As you likely saw with the news of Gaylord Perry’s induction into the Indians Hall of Fame, Jack Graney and Jim Warfield will also be inducted into the non-player portion of the HOF. Out of the 43 people that have been honored by the Indians over the years, only 3 of those were honored for their feats off of the field: former owners Bill Veeck and Dick Jacobs, and scout Cy Slapnicka (the man that signed Bob Feller many years ago). So Warfield and Graney join excellent company later this year. Warfield, an athletic trainer, worked for the team in some capacity from 1965-2002, and served as head trainer from 1971-1996. Graney had a fascinating career that included a stint playing for the Indians from 1910-1922, a time frame that included the team’s 1920 World Series winning squad. He was the first batter to ever face Babe Ruth as a pitcher, and the first Indian to wear a number on his uniform. A left fielder, Graney’s career numbers were .250/.354/.342.
What John Gladstone “Jack” Graney is best known for (and the reason for his induction) was his work as the play-by-play radio announcer for the team from 1933-1953; the first former player to enter the booth. Broadcasting games with Jimmy Dudley, Graney has been described as such: “Possessing a crisp, stirring delivery, Graney was a master at setting a scene and his enthusiasm packed a sense of built-in drama. His ability to re-create a game from just a telegraphic report has never been paralleled.” Dudley said that he was one of the best announcers of all time; a feat that many older Clevelanders would likely agree with. He’s been inducted into the Canadian Hall of Fame (he hails from St. Thomas, Ontario), but has yet to be enshrined in Cooperstown (despite the fact that he continues to make the ballot for announcers).
Even though many younger Indians fans aren’t familiar with the name Jack Graney, he is still being honored and recognized even today. He and his dog Larry are the subject of a new book by Barbara Gregorich. Our local SABR chapter (Society for American Baseball Research) is named in honor of Graney.
Speaking of our local SABR chapter, yesterday was national “SABR Day” where all of the organization’s members meet to talk baseball. Our local Cleveland chapter decided instead to meet next week instead, on Saturday, February 4 (we have members that like to travel to other meetings around the region). Non-members are more than welcome to join us; we meet in the basement media room of Progressive Field. The cost of attending is just $3 (and gets you free pop and snacks) and there will be a number of cool presentations and guests.
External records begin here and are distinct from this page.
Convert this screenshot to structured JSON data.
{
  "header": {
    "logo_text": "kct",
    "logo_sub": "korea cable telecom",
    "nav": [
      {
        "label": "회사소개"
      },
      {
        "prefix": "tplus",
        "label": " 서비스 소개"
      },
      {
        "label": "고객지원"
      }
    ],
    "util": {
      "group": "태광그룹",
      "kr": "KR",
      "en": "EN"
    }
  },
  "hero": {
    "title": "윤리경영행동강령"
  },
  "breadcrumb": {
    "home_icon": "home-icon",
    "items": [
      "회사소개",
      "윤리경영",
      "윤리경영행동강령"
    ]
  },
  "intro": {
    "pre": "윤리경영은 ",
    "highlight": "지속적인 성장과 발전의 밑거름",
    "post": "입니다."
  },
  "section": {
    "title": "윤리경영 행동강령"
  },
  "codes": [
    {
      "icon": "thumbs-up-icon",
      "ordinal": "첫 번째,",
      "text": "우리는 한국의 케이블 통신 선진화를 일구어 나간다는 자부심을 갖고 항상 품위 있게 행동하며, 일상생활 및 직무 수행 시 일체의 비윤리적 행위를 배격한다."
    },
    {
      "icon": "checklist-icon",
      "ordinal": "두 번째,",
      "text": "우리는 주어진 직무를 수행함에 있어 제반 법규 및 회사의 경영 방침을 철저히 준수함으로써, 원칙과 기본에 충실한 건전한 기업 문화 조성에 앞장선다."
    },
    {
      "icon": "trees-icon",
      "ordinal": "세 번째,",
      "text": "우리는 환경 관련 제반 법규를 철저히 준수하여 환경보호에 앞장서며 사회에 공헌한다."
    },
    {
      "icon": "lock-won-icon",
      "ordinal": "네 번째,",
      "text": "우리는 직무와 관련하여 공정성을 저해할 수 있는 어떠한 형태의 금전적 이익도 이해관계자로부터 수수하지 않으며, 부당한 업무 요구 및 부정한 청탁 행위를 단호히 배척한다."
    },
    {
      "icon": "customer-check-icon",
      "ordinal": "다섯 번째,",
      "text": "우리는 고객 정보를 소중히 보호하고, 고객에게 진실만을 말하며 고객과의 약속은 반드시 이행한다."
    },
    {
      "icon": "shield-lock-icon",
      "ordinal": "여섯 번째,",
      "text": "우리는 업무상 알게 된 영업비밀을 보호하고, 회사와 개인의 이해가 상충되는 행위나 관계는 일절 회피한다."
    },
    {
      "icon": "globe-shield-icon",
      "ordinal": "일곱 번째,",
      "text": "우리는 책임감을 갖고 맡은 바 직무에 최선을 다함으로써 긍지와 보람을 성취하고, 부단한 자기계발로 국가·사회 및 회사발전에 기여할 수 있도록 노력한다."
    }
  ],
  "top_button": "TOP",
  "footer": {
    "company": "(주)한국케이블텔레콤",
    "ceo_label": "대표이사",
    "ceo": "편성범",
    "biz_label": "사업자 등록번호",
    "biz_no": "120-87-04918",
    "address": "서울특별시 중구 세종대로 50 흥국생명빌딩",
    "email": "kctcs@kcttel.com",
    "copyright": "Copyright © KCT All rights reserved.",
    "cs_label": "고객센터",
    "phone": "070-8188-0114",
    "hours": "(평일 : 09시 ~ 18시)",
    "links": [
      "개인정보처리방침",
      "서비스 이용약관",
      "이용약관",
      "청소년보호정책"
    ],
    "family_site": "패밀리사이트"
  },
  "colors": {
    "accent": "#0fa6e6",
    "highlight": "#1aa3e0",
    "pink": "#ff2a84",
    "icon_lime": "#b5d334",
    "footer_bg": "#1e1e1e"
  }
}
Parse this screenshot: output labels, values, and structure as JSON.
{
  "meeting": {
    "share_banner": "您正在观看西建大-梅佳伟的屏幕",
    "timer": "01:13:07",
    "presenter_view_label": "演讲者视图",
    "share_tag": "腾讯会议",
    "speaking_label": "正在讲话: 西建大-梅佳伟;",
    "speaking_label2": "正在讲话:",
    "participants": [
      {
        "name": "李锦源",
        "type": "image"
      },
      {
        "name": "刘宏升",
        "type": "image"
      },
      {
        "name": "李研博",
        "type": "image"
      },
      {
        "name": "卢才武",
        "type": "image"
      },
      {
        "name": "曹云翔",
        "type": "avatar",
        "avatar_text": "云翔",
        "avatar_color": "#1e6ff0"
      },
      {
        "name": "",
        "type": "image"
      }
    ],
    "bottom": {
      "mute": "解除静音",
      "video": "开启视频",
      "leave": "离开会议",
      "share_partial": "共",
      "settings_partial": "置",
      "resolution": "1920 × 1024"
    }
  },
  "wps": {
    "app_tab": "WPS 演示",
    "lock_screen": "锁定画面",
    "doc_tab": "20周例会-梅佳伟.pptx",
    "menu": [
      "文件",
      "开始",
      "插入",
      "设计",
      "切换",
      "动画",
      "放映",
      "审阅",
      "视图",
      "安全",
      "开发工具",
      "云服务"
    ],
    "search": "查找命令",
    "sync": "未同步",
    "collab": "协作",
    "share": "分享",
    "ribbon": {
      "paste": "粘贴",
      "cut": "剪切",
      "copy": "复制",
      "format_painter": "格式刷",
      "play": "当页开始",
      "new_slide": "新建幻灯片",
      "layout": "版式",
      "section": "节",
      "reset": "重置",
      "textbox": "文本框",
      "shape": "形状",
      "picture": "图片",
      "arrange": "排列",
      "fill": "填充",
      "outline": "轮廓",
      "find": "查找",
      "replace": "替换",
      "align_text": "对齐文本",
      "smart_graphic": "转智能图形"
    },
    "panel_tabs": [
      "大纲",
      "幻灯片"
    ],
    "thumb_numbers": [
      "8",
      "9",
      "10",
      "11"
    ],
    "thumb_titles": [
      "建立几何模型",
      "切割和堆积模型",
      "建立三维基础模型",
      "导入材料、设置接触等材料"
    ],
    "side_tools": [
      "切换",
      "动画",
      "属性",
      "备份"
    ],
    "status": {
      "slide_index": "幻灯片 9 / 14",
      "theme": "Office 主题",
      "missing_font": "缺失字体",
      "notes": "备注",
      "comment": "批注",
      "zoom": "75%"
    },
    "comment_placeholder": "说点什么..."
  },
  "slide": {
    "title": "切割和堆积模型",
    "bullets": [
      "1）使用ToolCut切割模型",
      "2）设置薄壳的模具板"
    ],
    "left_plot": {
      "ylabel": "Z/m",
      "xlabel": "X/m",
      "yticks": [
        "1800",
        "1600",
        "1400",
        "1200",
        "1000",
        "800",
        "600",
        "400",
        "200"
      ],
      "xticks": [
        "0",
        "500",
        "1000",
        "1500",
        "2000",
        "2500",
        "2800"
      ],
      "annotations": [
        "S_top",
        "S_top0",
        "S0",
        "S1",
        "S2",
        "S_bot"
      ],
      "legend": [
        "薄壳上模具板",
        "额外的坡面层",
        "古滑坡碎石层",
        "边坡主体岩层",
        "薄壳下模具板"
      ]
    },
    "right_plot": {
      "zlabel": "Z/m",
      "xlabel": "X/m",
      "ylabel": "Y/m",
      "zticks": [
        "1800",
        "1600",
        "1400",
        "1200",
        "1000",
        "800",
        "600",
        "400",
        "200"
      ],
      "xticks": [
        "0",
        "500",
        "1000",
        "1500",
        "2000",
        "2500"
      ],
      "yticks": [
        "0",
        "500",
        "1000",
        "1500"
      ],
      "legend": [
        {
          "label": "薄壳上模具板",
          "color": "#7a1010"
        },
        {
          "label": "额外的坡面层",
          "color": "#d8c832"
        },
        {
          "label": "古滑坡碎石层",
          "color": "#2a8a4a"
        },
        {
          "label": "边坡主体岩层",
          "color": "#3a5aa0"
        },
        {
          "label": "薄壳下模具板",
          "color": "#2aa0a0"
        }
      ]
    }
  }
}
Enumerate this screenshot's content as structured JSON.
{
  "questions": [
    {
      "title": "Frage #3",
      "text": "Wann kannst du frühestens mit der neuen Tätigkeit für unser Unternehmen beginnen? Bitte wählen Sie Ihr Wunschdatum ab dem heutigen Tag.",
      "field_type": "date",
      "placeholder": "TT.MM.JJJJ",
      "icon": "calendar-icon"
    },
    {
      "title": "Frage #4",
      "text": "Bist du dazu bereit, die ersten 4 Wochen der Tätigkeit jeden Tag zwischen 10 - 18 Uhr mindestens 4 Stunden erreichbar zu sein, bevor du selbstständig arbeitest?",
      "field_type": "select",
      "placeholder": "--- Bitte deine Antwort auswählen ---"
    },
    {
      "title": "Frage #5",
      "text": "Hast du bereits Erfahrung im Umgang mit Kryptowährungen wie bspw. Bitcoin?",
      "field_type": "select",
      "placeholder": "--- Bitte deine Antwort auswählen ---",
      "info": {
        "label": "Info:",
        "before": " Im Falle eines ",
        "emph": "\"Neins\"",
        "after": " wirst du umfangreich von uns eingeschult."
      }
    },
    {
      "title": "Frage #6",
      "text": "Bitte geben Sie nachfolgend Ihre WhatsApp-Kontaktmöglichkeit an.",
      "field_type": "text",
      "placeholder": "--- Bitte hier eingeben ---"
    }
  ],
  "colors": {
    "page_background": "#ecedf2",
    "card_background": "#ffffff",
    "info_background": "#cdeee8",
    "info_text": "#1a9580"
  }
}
I’m the president of the group, so I’ll obviously be there as well.
Our current lineup:
Eric Thompson: “The National League’s First Expansion Draft: Did the Colt .45s and the Mets Have a Fair Chance?”
Bob Sproule: “The First Time”
Thomas Woodman: Project on the original 15 concrete and steel baseball parks built from 1895-1923.
Joe Werner and Justice Hill: “An analysis of how the Indians will finish, record wise, in the upcoming season.”
Terry Pluto: Discussing new book on Joe Tait
(We may also have an additional special guest as well.)
The meeting runs from 9:30 a.m. to 3:30 p.m. with a break for lunch. If you’re interested in going, you don’t have to stay for the entire day. We’re to enter the building through the door in the player parking lot (the fenced in area at the corner of Carnegie Ave. and E. 9th). If you want to spend a cold winter day hanging out at Progressive Field talking baseball, please make plans to join us on Saturday! (Even if you’re not able to make it, I plan to recap the meeting and what the guests/presenters have to say).